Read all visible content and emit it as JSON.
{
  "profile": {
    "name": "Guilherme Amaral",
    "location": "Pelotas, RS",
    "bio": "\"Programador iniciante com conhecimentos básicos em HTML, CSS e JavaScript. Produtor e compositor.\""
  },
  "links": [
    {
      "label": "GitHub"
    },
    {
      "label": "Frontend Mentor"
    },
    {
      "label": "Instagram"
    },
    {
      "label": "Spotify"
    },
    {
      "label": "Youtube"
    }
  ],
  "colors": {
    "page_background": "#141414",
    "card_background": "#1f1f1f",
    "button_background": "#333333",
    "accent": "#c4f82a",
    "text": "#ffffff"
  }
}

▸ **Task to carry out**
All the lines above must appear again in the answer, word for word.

▸ **Exercise result**
Read all visible content and emit it as JSON.
{
  "profile": {
    "name": "Guilherme Amaral",
    "location": "Pelotas, RS",
    "bio": "\"Programador iniciante com conhecimentos básicos em HTML, CSS e JavaScript. Produtor e compositor.\""
  },
  "links": [
    {
      "label": "GitHub"
    },
    {
      "label": "Frontend Mentor"
    },
    {
      "label": "Instagram"
    },
    {
      "label": "Spotify"
    },
    {
      "label": "Youtube"
    }
  ],
  "colors": {
    "page_background": "#141414",
    "card_background": "#1f1f1f",
    "button_background": "#333333",
    "accent": "#c4f82a",
    "text": "#ffffff"
  }
}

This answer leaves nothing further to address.